═══ Data to examine ═══
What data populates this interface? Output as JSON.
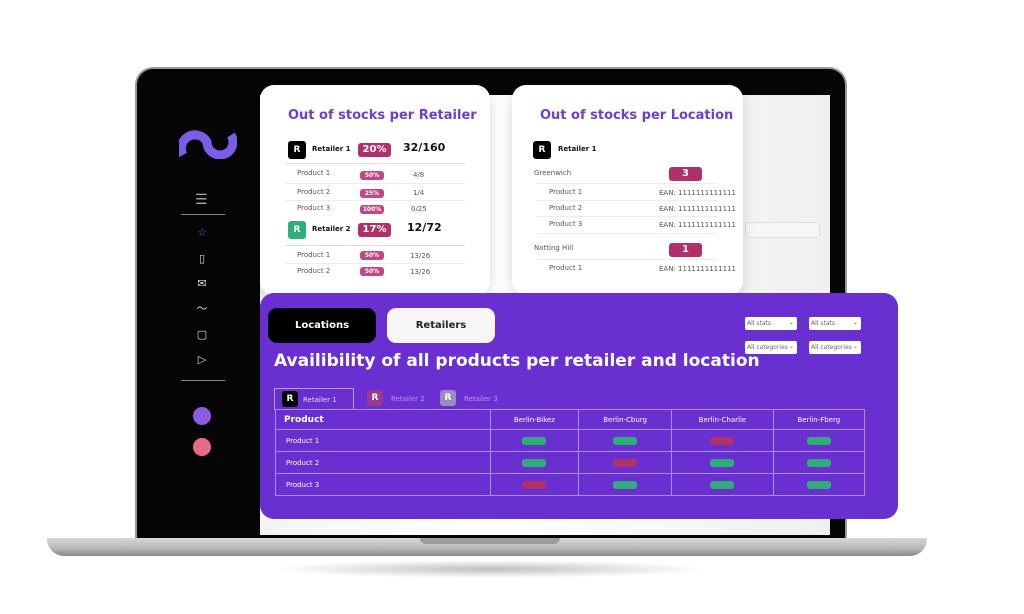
{
  "colors": {
    "accent": "#6b3fd6",
    "panel": "#6a2fd0",
    "bad": "#b0306a",
    "good": "#2fae78"
  },
  "sidebar": {
    "icons": [
      "menu-icon",
      "star-icon",
      "bookmark-icon",
      "mail-icon",
      "chart-line-icon",
      "document-icon",
      "play-icon"
    ]
  },
  "retailer_card": {
    "title": "Out of stocks per Retailer",
    "retailers": [
      {
        "logo": "R",
        "name": "Retailer 1",
        "percent": "20%",
        "ratio": "32/160",
        "products": [
          {
            "name": "Product 1",
            "percent": "50%",
            "ratio": "4/8"
          },
          {
            "name": "Product 2",
            "percent": "25%",
            "ratio": "1/4"
          },
          {
            "name": "Product 3",
            "percent": "100%",
            "ratio": "0/25"
          }
        ]
      },
      {
        "logo": "R",
        "name": "Retailer 2",
        "percent": "17%",
        "ratio": "12/72",
        "products": [
          {
            "name": "Product 1",
            "percent": "50%",
            "ratio": "13/26"
          },
          {
            "name": "Product 2",
            "percent": "50%",
            "ratio": "13/26"
          }
        ]
      }
    ]
  },
  "location_card": {
    "title": "Out of stocks per Location",
    "retailer": {
      "logo": "R",
      "name": "Retailer 1"
    },
    "locations": [
      {
        "name": "Greenwich",
        "count": "3",
        "products": [
          {
            "name": "Product 1",
            "ean": "EAN: 1111111111111"
          },
          {
            "name": "Product 2",
            "ean": "EAN: 1111111111111"
          },
          {
            "name": "Product 3",
            "ean": "EAN: 1111111111111"
          }
        ]
      },
      {
        "name": "Notting Hill",
        "count": "1",
        "products": [
          {
            "name": "Product 1",
            "ean": "EAN: 1111111111111"
          }
        ]
      }
    ]
  },
  "panel": {
    "tabs": [
      {
        "label": "Locations",
        "active": true
      },
      {
        "label": "Retailers",
        "active": false
      }
    ],
    "filters": [
      "All stats",
      "All stats",
      "All categories",
      "All categories"
    ],
    "title": "Availibility of all products per retailer and location",
    "retailer_tabs": [
      {
        "logo": "R",
        "label": "Retailer 1",
        "active": true
      },
      {
        "logo": "R",
        "label": "Retailer 2"
      },
      {
        "logo": "R",
        "label": "Retailer 3"
      }
    ],
    "table": {
      "headers": [
        "Product",
        "Berlin-Bikez",
        "Berlin-Cburg",
        "Berlin-Charlie",
        "Berlin-Fberg"
      ],
      "rows": [
        {
          "product": "Product 1",
          "status": [
            "in-stock",
            "in-stock",
            "out-of-stock",
            "in-stock"
          ]
        },
        {
          "product": "Product 2",
          "status": [
            "in-stock",
            "out-of-stock",
            "in-stock",
            "in-stock"
          ]
        },
        {
          "product": "Product 3",
          "status": [
            "out-of-stock",
            "in-stock",
            "in-stock",
            "in-stock"
          ]
        }
      ]
    }
  }
}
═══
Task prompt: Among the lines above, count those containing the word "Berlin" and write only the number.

Result of the exercise: 4